* **Your instructions**
Read through the listing, and wherever a line holds the word "JSON", return it.

* **Records for the task**
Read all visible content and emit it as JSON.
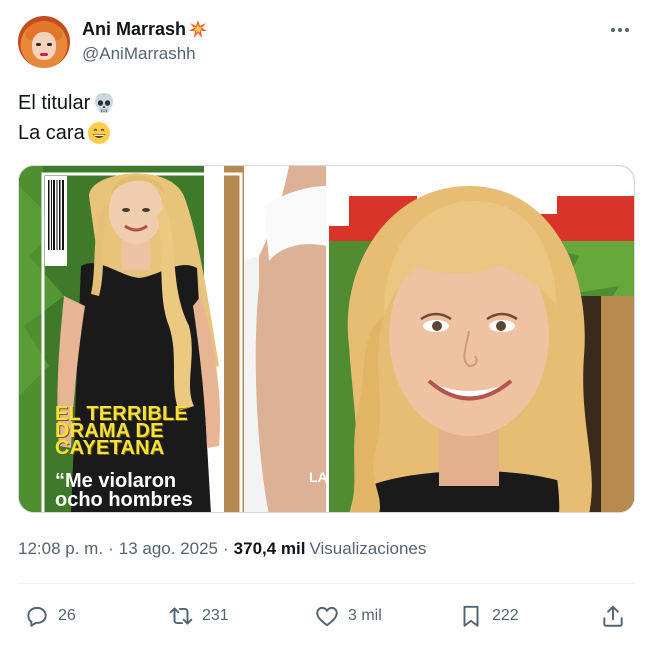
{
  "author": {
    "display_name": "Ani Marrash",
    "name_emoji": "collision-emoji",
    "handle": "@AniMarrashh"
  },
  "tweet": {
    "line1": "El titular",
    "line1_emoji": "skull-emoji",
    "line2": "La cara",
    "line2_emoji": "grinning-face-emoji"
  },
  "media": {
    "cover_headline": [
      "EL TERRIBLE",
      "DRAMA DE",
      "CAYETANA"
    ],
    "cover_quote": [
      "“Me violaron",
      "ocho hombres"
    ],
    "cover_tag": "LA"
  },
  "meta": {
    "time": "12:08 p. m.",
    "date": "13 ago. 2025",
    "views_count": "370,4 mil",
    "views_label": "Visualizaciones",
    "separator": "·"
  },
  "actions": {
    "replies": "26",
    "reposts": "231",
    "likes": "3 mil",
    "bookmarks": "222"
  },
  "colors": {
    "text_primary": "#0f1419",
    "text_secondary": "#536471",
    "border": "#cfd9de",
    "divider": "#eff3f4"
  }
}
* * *
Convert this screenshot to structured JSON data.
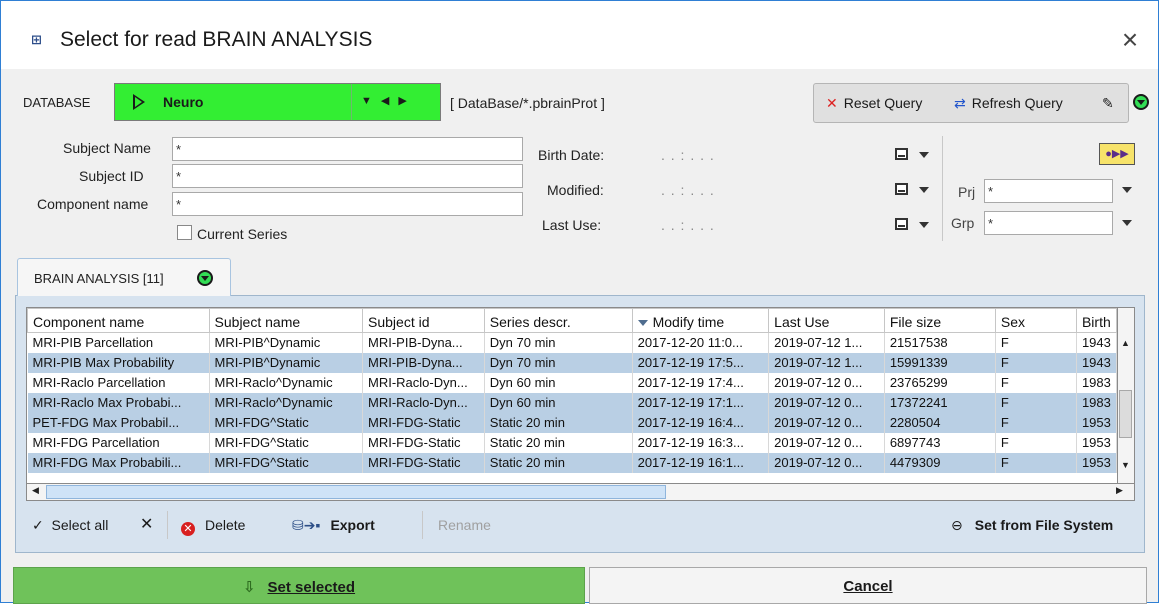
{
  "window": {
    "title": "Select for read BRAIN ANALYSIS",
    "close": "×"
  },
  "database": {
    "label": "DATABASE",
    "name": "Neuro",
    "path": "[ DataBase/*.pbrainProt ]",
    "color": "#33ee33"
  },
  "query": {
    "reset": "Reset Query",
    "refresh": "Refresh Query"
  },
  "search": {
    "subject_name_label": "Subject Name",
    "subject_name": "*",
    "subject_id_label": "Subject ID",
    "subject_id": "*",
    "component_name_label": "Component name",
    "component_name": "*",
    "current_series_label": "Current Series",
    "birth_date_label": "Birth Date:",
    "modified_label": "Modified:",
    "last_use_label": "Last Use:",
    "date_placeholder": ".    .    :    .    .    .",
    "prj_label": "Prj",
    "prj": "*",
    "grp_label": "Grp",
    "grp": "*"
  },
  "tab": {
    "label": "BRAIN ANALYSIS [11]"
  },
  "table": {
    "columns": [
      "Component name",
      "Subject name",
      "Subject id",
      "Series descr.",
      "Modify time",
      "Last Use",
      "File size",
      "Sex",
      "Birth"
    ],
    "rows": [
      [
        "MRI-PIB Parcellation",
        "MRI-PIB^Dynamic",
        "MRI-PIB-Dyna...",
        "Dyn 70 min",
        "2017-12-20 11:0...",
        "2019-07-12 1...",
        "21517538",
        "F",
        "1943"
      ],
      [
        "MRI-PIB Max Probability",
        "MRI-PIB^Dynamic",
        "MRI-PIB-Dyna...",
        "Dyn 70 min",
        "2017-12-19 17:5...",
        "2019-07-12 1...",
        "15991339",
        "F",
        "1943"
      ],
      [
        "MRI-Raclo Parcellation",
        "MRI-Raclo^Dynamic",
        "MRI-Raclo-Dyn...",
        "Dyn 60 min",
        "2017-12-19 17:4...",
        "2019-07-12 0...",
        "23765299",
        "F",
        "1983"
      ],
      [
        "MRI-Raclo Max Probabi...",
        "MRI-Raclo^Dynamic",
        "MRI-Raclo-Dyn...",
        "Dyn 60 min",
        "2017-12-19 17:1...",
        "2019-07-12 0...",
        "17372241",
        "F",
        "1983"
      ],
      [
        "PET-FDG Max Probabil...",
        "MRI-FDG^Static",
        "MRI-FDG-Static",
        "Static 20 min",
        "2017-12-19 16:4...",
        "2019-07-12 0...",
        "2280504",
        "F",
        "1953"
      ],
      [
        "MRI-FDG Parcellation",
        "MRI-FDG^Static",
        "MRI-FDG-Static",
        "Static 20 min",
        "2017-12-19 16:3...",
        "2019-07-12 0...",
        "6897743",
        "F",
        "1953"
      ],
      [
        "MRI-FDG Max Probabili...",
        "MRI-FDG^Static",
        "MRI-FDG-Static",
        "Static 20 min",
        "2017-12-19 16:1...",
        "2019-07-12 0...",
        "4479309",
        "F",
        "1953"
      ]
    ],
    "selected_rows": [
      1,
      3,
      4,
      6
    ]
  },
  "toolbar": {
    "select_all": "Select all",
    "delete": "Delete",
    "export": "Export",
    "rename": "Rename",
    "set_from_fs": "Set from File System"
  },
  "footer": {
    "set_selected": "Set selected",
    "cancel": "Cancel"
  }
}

* **Finished exercise**
Read all visible content and emit it as JSON.
Convert this screenshot to structured JSON data.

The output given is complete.